Data to use section start

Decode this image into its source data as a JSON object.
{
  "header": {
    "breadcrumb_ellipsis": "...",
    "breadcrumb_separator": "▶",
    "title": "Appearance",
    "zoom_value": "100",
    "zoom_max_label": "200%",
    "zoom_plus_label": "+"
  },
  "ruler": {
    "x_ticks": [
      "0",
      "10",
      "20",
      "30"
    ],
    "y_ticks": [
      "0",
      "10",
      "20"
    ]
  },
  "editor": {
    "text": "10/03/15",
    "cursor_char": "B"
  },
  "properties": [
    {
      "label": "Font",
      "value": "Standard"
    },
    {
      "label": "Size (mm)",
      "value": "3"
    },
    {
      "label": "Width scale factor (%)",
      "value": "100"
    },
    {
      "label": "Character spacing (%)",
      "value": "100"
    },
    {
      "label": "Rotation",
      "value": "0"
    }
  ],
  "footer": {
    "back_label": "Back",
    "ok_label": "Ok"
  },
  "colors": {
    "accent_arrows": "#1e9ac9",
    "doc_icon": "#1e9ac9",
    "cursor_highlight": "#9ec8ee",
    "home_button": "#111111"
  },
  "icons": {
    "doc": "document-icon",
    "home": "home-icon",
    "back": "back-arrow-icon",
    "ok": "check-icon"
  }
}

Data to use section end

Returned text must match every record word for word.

Decode this image into its source data as a JSON object.
{
  "header": {
    "breadcrumb_ellipsis": "...",
    "breadcrumb_separator": "▶",
    "title": "Appearance",
    "zoom_value": "100",
    "zoom_max_label": "200%",
    "zoom_plus_label": "+"
  },
  "ruler": {
    "x_ticks": [
      "0",
      "10",
      "20",
      "30"
    ],
    "y_ticks": [
      "0",
      "10",
      "20"
    ]
  },
  "editor": {
    "text": "10/03/15",
    "cursor_char": "B"
  },
  "properties": [
    {
      "label": "Font",
      "value": "Standard"
    },
    {
      "label": "Size (mm)",
      "value": "3"
    },
    {
      "label": "Width scale factor (%)",
      "value": "100"
    },
    {
      "label": "Character spacing (%)",
      "value": "100"
    },
    {
      "label": "Rotation",
      "value": "0"
    }
  ],
  "footer": {
    "back_label": "Back",
    "ok_label": "Ok"
  },
  "colors": {
    "accent_arrows": "#1e9ac9",
    "doc_icon": "#1e9ac9",
    "cursor_highlight": "#9ec8ee",
    "home_button": "#111111"
  },
  "icons": {
    "doc": "document-icon",
    "home": "home-icon",
    "back": "back-arrow-icon",
    "ok": "check-icon"
  }
}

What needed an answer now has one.